On another divorce related note, a Massachusetts court of appeals ruling confirmed that the vesting of RSUs counts as income for child support purposes. In the trial court case of Hoegen v. Hoegen, the father claimed that he retained his RSUs as property division under the parties’ divorce judgment, and that the wife waived all rights, title and interests in the RSUs. Accordingly, he argued that income from the RSUs should be excluded when the parties periodically recalculated child support after the divorce by agreement. The trial court agreed with him. The mother appealed the case and the appellate court reversed the trial court’s decision, on the grounds (in part) that “just because you receive the value of an asset at the time of divorce, it does not mean that the income you derive from that asset should not be included in the definition of gross income for purposes of a subsequent child support calculation.” (Source: Sally & Fitch Blog)
It’s not surprising that stock compensation can be a significant issue at the core of many divorce and post-divorce cases.
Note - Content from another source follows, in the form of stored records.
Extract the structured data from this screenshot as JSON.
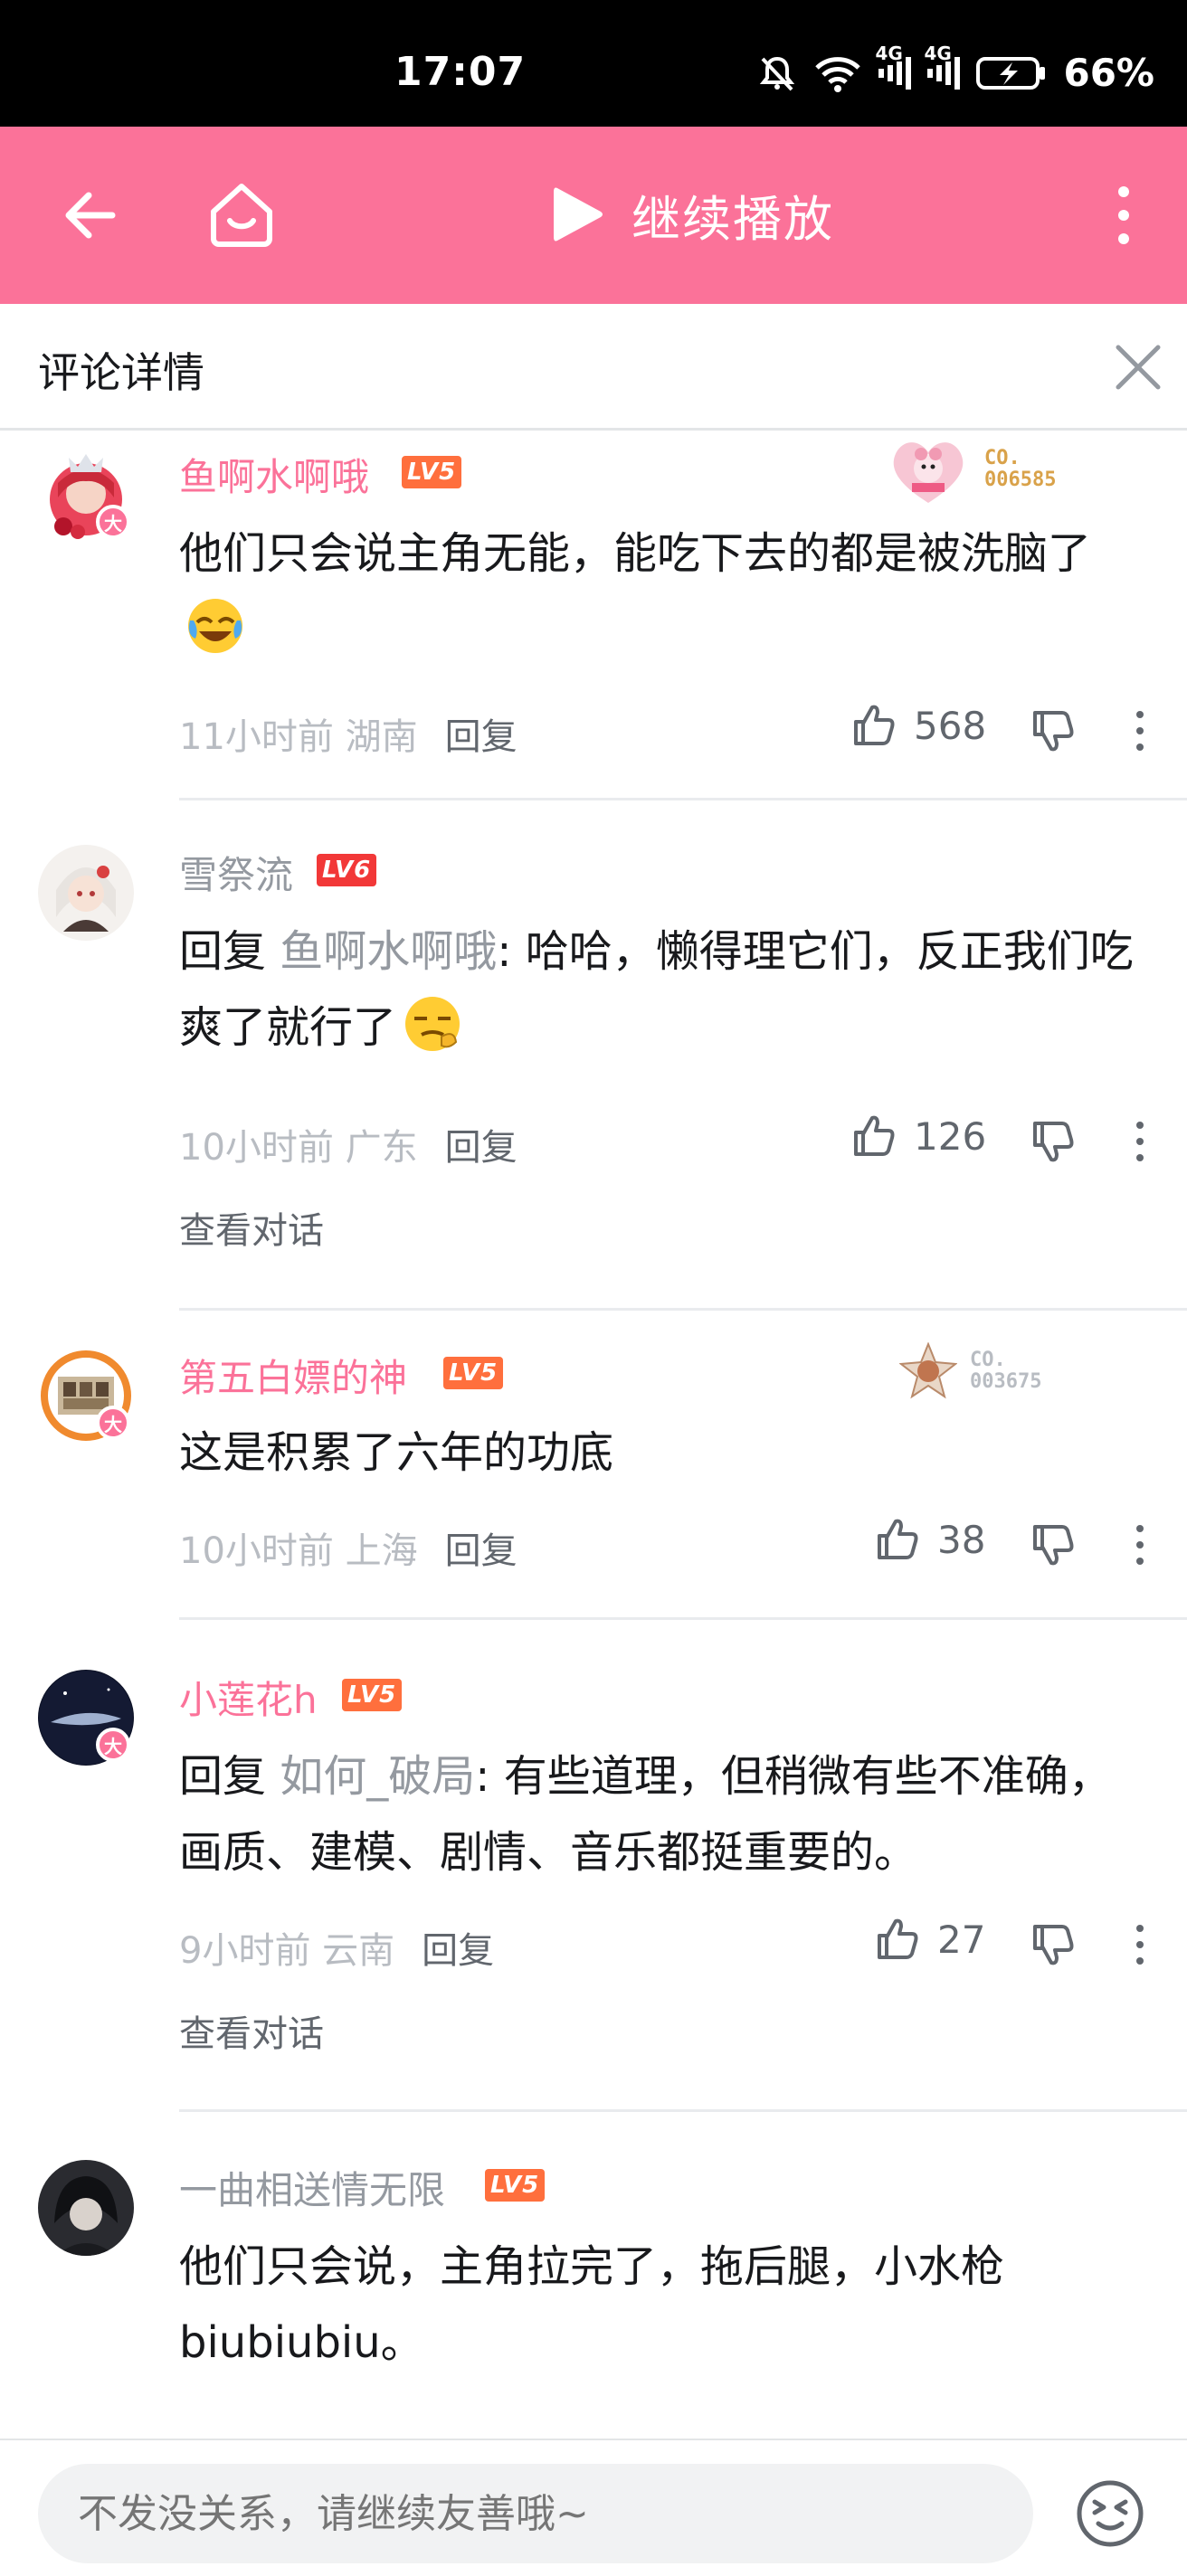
{
  "status": {
    "time": "17:07",
    "network1": "4G",
    "network2": "4G",
    "battery": "66%"
  },
  "topbar": {
    "continue_label": "继续播放"
  },
  "detail": {
    "title": "评论详情"
  },
  "comments": [
    {
      "username": "鱼啊水啊哦",
      "level": "LV5",
      "fan_badge": {
        "line1": "CO.",
        "line2": "006585"
      },
      "text": "他们只会说主角无能，能吃下去的都是被洗脑了",
      "emoji": "laughing-tears-emoji",
      "time": "11小时前",
      "location": "湖南",
      "reply": "回复",
      "likes": "568"
    },
    {
      "username": "雪祭流",
      "level": "LV6",
      "reply_prefix": "回复",
      "reply_to": "鱼啊水啊哦",
      "text": ": 哈哈，懒得理它们，反正我们吃爽了就行了",
      "emoji": "smug-emoji",
      "time": "10小时前",
      "location": "广东",
      "reply": "回复",
      "likes": "126",
      "view_conversation": "查看对话"
    },
    {
      "username": "第五白嫖的神",
      "level": "LV5",
      "fan_badge": {
        "line1": "CO.",
        "line2": "003675"
      },
      "text": "这是积累了六年的功底",
      "time": "10小时前",
      "location": "上海",
      "reply": "回复",
      "likes": "38"
    },
    {
      "username": "小莲花h",
      "level": "LV5",
      "reply_prefix": "回复",
      "reply_to": "如何_破局",
      "text": ": 有些道理，但稍微有些不准确，画质、建模、剧情、音乐都挺重要的。",
      "time": "9小时前",
      "location": "云南",
      "reply": "回复",
      "likes": "27",
      "view_conversation": "查看对话"
    },
    {
      "username": "一曲相送情无限",
      "level": "LV5",
      "text": "他们只会说，主角拉完了，拖后腿，小水枪biubiubiu。"
    }
  ],
  "avatar_badge": "大",
  "input": {
    "placeholder": "不发没关系，请继续友善哦~"
  },
  "colors": {
    "brand_pink": "#fb7299",
    "level_orange": "#ff6f3d",
    "level_red": "#f23838",
    "text_grey": "#9499a0"
  }
}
In years past it seemed that many states took a reactive approach to handling this type of compensation in divorce litigation, and the...
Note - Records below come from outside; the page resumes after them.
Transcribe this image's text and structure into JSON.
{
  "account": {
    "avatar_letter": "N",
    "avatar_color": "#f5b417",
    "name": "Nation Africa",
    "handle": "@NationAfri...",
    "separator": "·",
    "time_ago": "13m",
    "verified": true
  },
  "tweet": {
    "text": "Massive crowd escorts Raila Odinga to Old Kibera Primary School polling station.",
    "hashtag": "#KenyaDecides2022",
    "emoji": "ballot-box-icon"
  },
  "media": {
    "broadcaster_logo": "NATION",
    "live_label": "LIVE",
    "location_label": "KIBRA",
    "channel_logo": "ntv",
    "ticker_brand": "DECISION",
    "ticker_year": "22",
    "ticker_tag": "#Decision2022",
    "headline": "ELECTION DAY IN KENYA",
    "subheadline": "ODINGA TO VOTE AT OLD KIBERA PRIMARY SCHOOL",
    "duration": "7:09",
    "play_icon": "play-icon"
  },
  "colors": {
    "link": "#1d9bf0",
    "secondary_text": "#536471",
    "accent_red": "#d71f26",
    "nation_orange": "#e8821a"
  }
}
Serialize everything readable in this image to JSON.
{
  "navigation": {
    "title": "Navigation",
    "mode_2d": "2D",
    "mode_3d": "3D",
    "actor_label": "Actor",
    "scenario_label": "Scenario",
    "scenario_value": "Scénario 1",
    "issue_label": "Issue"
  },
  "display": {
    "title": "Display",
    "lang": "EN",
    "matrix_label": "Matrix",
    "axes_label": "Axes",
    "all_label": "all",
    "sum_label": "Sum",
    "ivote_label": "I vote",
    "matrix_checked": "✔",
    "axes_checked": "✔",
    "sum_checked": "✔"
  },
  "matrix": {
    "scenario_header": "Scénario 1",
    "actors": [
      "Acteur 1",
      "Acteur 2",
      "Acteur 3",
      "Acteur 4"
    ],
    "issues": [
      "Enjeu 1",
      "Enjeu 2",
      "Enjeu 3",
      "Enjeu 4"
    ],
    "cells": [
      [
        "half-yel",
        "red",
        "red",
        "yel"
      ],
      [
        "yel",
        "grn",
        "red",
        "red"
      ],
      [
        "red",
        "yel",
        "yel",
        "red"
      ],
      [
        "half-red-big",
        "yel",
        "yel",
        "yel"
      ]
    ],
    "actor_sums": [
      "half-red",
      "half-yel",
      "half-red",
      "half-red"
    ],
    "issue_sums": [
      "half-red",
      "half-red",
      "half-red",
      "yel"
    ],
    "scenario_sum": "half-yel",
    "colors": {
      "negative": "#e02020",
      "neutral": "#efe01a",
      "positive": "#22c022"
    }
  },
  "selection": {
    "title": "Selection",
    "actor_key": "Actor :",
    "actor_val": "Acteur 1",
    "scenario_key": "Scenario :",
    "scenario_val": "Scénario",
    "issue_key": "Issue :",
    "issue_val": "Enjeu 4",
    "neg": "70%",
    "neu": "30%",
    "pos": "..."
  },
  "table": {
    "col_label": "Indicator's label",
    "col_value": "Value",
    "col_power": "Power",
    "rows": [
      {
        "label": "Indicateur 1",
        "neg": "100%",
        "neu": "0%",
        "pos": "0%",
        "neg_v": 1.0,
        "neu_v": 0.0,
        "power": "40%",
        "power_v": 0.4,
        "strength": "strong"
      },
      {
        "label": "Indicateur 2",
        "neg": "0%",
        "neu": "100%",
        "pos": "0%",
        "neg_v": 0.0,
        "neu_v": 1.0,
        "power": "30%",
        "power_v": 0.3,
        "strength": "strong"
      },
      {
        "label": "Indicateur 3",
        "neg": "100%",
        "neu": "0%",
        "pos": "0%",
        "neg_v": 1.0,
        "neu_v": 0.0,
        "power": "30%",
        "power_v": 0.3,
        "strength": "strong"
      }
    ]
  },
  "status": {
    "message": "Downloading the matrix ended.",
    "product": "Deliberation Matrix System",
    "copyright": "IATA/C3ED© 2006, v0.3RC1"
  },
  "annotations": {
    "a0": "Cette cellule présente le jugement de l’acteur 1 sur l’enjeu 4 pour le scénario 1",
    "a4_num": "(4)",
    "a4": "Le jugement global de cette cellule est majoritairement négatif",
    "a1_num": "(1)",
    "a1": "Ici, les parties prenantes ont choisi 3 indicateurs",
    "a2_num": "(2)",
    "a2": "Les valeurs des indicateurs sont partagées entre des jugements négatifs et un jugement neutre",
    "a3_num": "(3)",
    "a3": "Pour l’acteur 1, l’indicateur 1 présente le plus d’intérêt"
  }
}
By Matt Rosoff from Business Insider
What happened at Good Technology is an excellent reminder for employees working at any venture-funded private company on how to treat those stock options you're getting.
For most employees, for the sake of your own financial planning and salary negotiations, those options should be treated as if they are worth $0. Because until you sell them, that's what they're worth.
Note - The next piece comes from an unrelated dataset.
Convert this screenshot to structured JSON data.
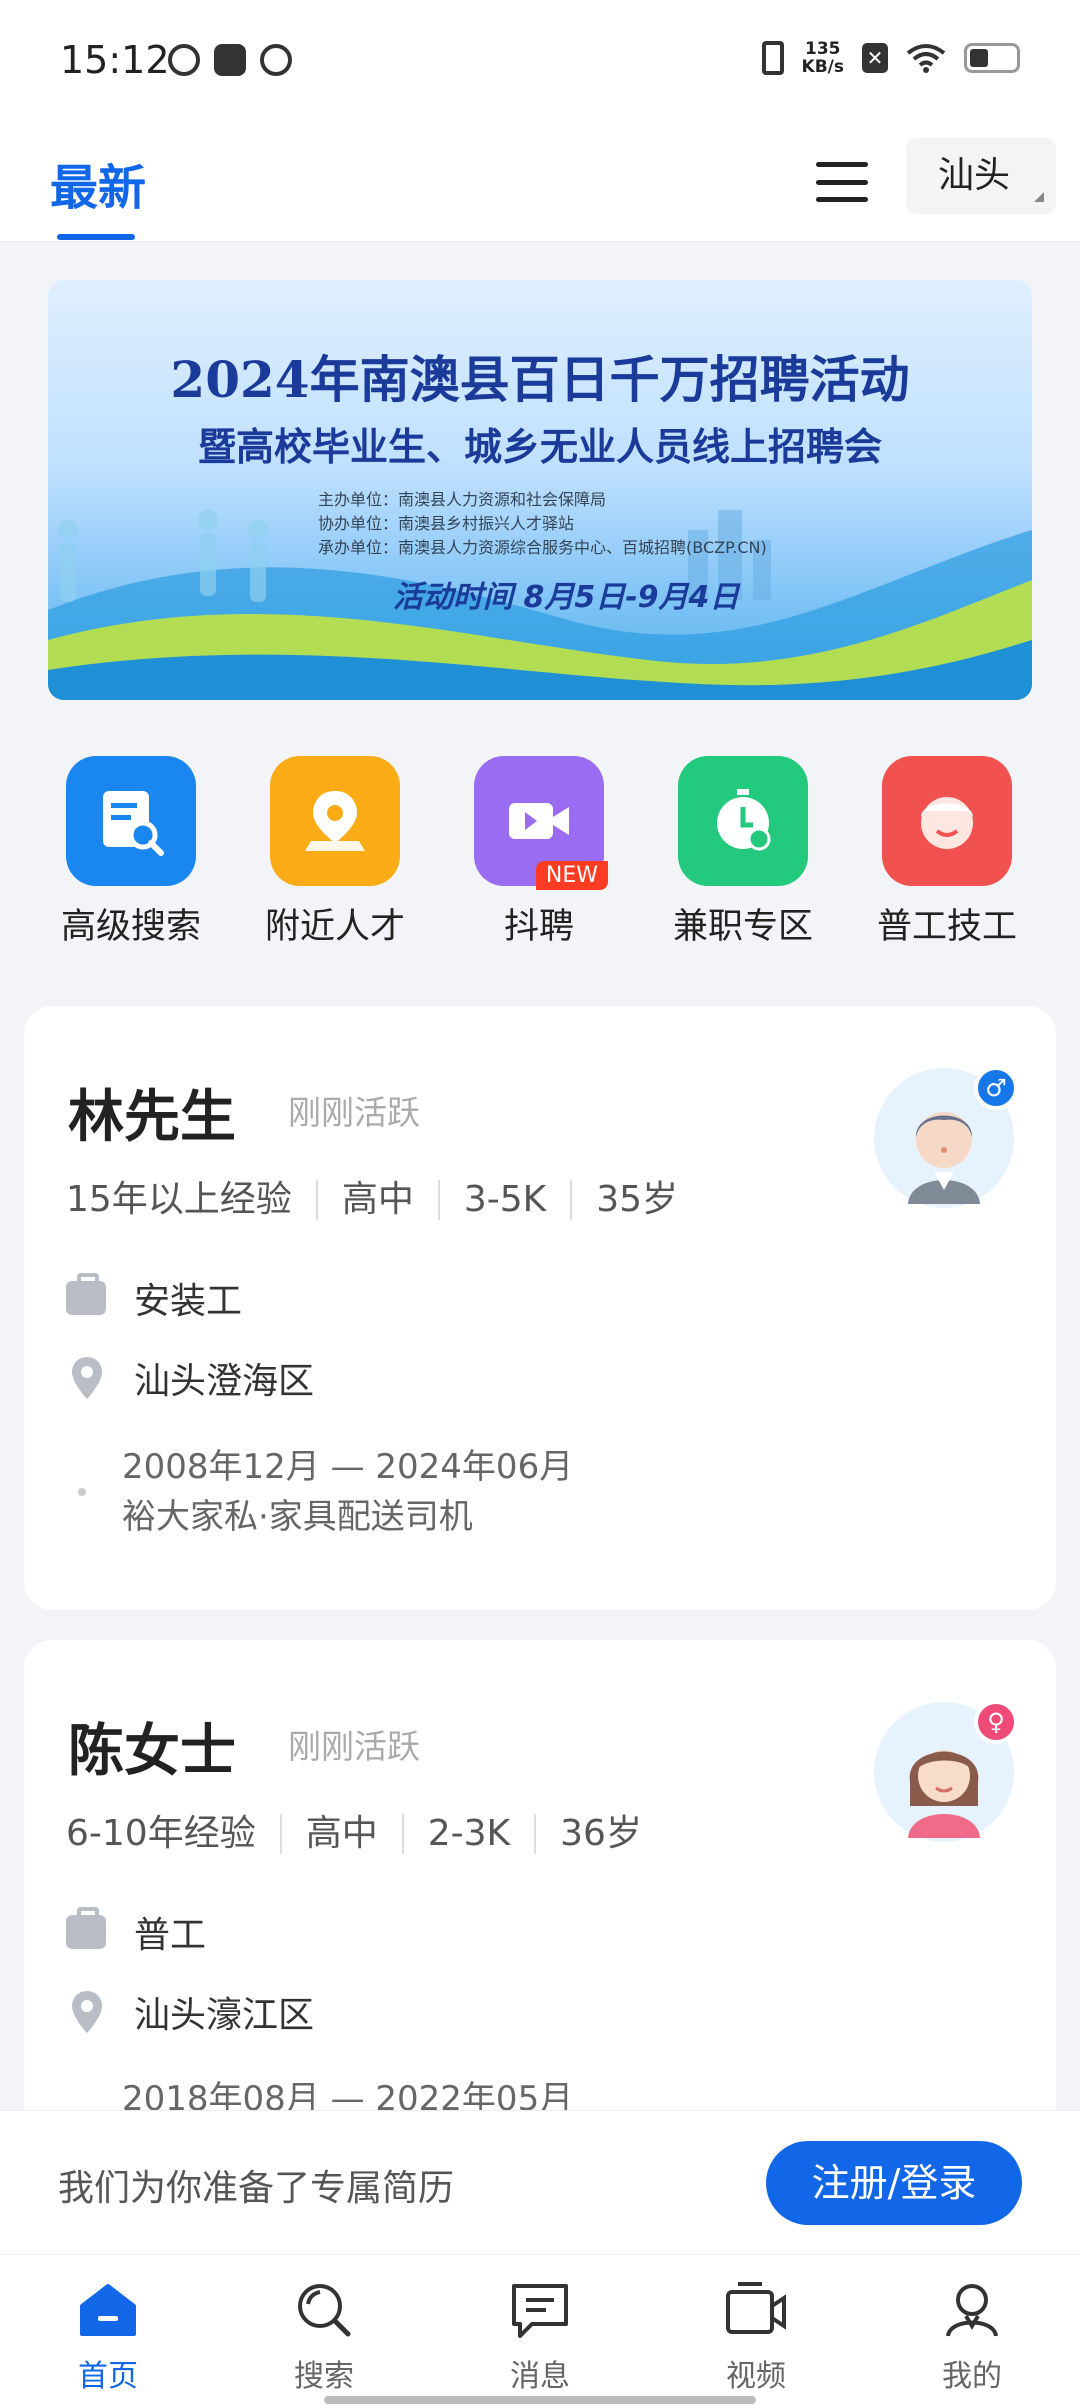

OK, technically, by some measures, those options are worth more than $0. But you have to discount for risk. And startup stock options are an incredibly risky asset....
A recent Scottrade advisor survey finds that regardless of size, RIAs would invest first in growing their firms, followed by tech.
Those were the key findings of the 2015 Scottrade Advisor Services Study, which in August surveyed 373 RIAs online with at least $10 million in assets under management, asking where they would spend an “extra dollar” in their businesses. "Growth" was chosen by 38% of respondents and investing in technology by 25%, followed by 13% who would invest in their firms’ human capital and 12% on client services. Compliance came in last place among respondents, with only 4% saying they’d spend more on compliance/regulation.
“Growth is number one for all” respondents in the survey, said Brian Stimpfl, senior vice president and head of Scottrade Advisor Services. “That’s where they want to spend their next dollar.” That was the case “far and away for state-registered” advisors, at 45%, Stimpfl pointed out, though growth was the top priority even among respondents with more than $500 million in assets, at 31%.
While growth could mean different things to different advisors — not just AUM — Stimpfl said achieving growth requires that firms set up a process for their new client pipeline, which could include simple steps like holding a weekly sales meeting at the firm. “Growth is more than bringing assets into the business, it’s the willingness to constantly examine how you do things and embrace the opportunity to change,” Stimpfl said.
Then why don’t advisors start with improving their technology, like their CRM systems? The path to growth, Stimpfl said, should “never start with technology,” but rather with “people, then process” and only then implementing technology to help a firm’s people efficiently follow the process to achieve the firm’s goals, like growth. A focus on technology out of that context, he warned, “can be arms-race-ish.”...